▸ TO DO:
Each line of the material that includes the string "text" counts once; report the total and nothing further.

[[ MATERIAL PROVIDED, beginning ]]

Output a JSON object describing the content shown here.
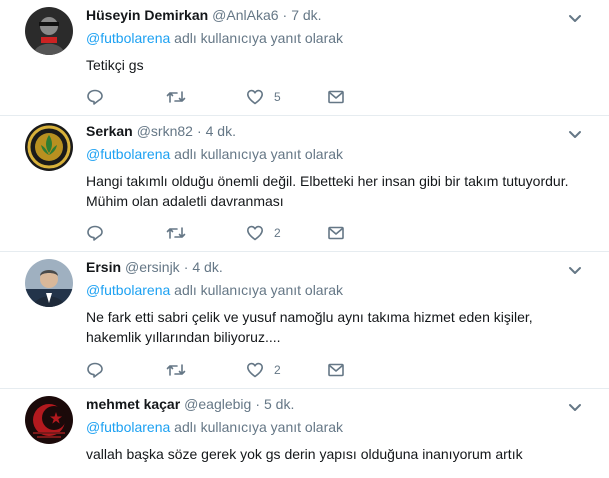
{
  "tweets": [
    {
      "name": "Hüseyin Demirkan",
      "handle": "@AnlAka6",
      "separator": "·",
      "time": "7 dk.",
      "reply_prefix": "@futbolarena",
      "reply_suffix": " adlı kullanıcıya yanıt olarak",
      "text": "Tetikçi gs",
      "reply_count": "",
      "retweet_count": "",
      "like_count": "5"
    },
    {
      "name": "Serkan",
      "handle": "@srkn82",
      "separator": "·",
      "time": "4 dk.",
      "reply_prefix": "@futbolarena",
      "reply_suffix": " adlı kullanıcıya yanıt olarak",
      "text": "Hangi takımlı olduğu önemli değil. Elbetteki her insan gibi bir takım tutuyordur. Mühim olan adaletli davranması",
      "reply_count": "",
      "retweet_count": "",
      "like_count": "2"
    },
    {
      "name": "Ersin",
      "handle": "@ersinjk",
      "separator": "·",
      "time": "4 dk.",
      "reply_prefix": "@futbolarena",
      "reply_suffix": " adlı kullanıcıya yanıt olarak",
      "text": "Ne fark etti sabri çelik ve yusuf namoğlu aynı takıma hizmet eden kişiler, hakemlik yıllarından biliyoruz....",
      "reply_count": "",
      "retweet_count": "",
      "like_count": "2"
    },
    {
      "name": "mehmet kaçar",
      "handle": "@eaglebig",
      "separator": "·",
      "time": "5 dk.",
      "reply_prefix": "@futbolarena",
      "reply_suffix": " adlı kullanıcıya yanıt olarak",
      "text": "vallah başka söze gerek yok gs derin yapısı olduğuna inanıyorum artık",
      "reply_count": "",
      "retweet_count": "",
      "like_count": ""
    }
  ],
  "icons": {
    "reply": "reply-icon",
    "retweet": "retweet-icon",
    "like": "heart-icon",
    "dm": "direct-message-icon",
    "menu": "chevron-down-icon"
  },
  "colors": {
    "text": "#14171a",
    "muted": "#657786",
    "link": "#1da1f2",
    "border": "#e6ecf0"
  }
}
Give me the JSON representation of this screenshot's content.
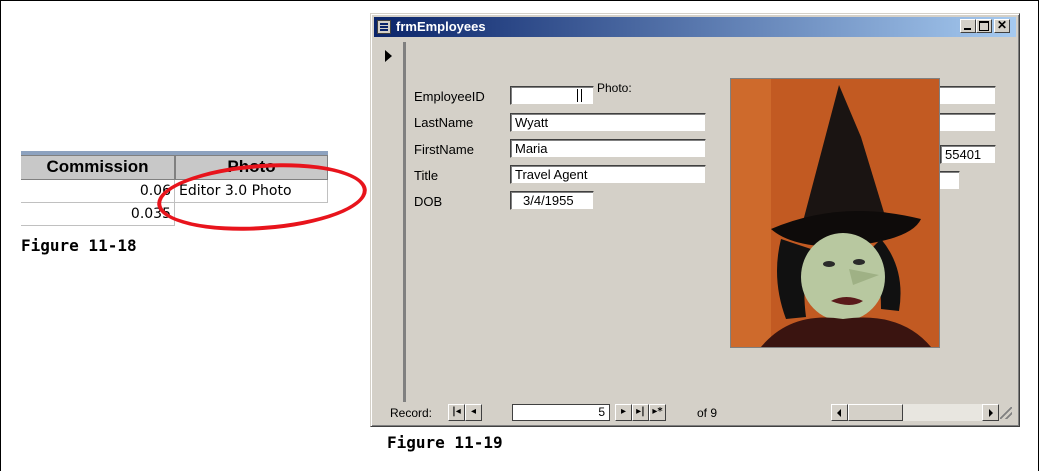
{
  "figure_18": {
    "caption": "Figure 11-18",
    "columns": [
      "Commission",
      "Photo"
    ],
    "rows": [
      {
        "commission": "0.06",
        "photo": "Editor 3.0 Photo"
      },
      {
        "commission": "0.035",
        "photo": ""
      }
    ],
    "highlight_color": "#e8141c"
  },
  "figure_19": {
    "caption": "Figure 11-19",
    "window": {
      "title": "frmEmployees"
    },
    "fields": {
      "employee_id": {
        "label": "EmployeeID",
        "value": ""
      },
      "last_name": {
        "label": "LastName",
        "value": "Wyatt"
      },
      "first_name": {
        "label": "FirstName",
        "value": "Maria"
      },
      "title": {
        "label": "Title",
        "value": "Travel Agent"
      },
      "dob": {
        "label": "DOB",
        "value": "3/4/1955"
      },
      "zip_partial": {
        "value": "55401"
      }
    },
    "photo_label": "Photo:",
    "photo_description_icon": "witch-portrait-image",
    "navigation": {
      "record_label": "Record:",
      "current_record": "5",
      "of_label": "of 9"
    }
  }
}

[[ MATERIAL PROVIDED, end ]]

▸ RESPONSE TO THIS TASK:
5